■ Work instructions: Copy each line of the data beneath in which the word "user" appears.

■ Records supplied:
※ ※ ※
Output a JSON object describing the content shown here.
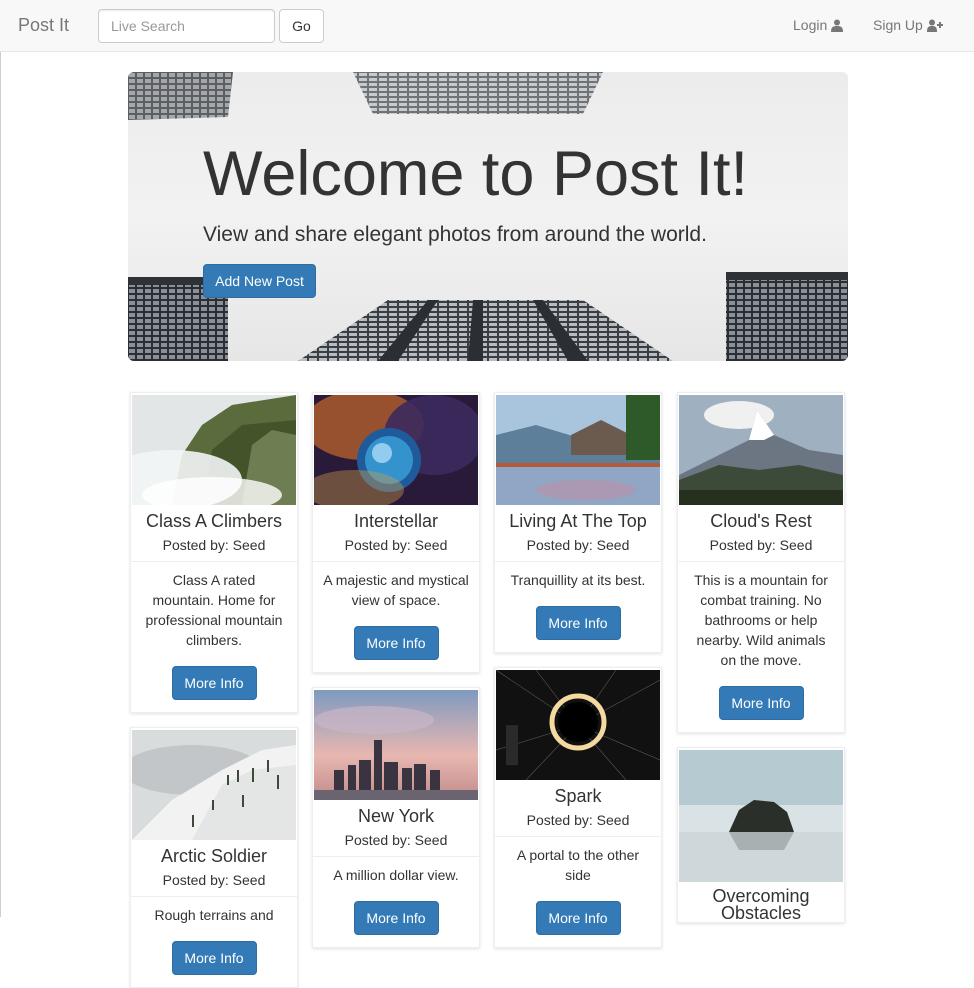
{
  "navbar": {
    "brand": "Post It",
    "search_placeholder": "Live Search",
    "go_label": "Go",
    "login_label": "Login",
    "signup_label": "Sign Up"
  },
  "hero": {
    "title": "Welcome to Post It!",
    "subtitle": "View and share elegant photos from around the world.",
    "button_label": "Add New Post"
  },
  "posts": [
    {
      "title": "Class A Climbers",
      "poster": "Posted by: Seed",
      "desc": "Class A rated mountain. Home for professional mountain climbers.",
      "button": "More Info"
    },
    {
      "title": "Interstellar",
      "poster": "Posted by: Seed",
      "desc": "A majestic and mystical view of space.",
      "button": "More Info"
    },
    {
      "title": "Living At The Top",
      "poster": "Posted by: Seed",
      "desc": "Tranquillity at its best.",
      "button": "More Info"
    },
    {
      "title": "Cloud's Rest",
      "poster": "Posted by: Seed",
      "desc": "This is a mountain for combat training. No bathrooms or help nearby. Wild animals on the move.",
      "button": "More Info"
    },
    {
      "title": "Arctic Soldier",
      "poster": "Posted by: Seed",
      "desc": "Rough terrains and",
      "button": "More Info"
    },
    {
      "title": "New York",
      "poster": "Posted by: Seed",
      "desc": "A million dollar view.",
      "button": "More Info"
    },
    {
      "title": "Spark",
      "poster": "Posted by: Seed",
      "desc": "A portal to the other side",
      "button": "More Info"
    },
    {
      "title": "Overcoming Obstacles",
      "poster": "",
      "desc": "",
      "button": ""
    }
  ],
  "colors": {
    "primary": "#337ab7",
    "navbar_bg": "#f8f8f8",
    "nav_text": "#777777"
  },
  "icons": {
    "login": "user-icon",
    "signup": "user-plus-icon"
  }
}
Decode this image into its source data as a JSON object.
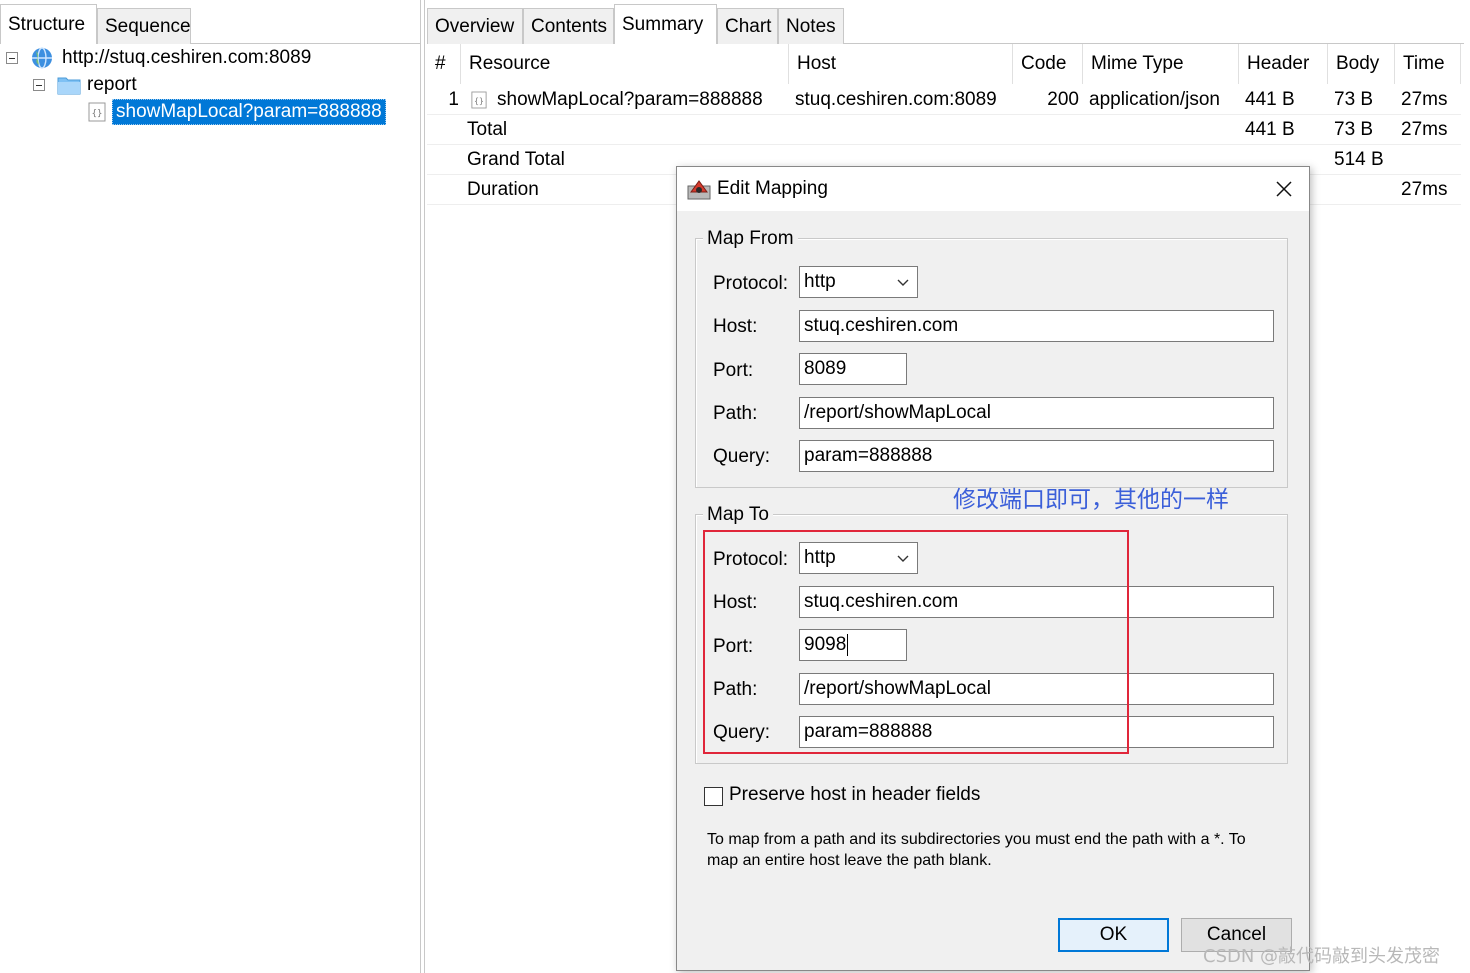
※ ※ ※
■ Expected answer:
    "login": "user-icon",
    "signup": "user-plus-icon"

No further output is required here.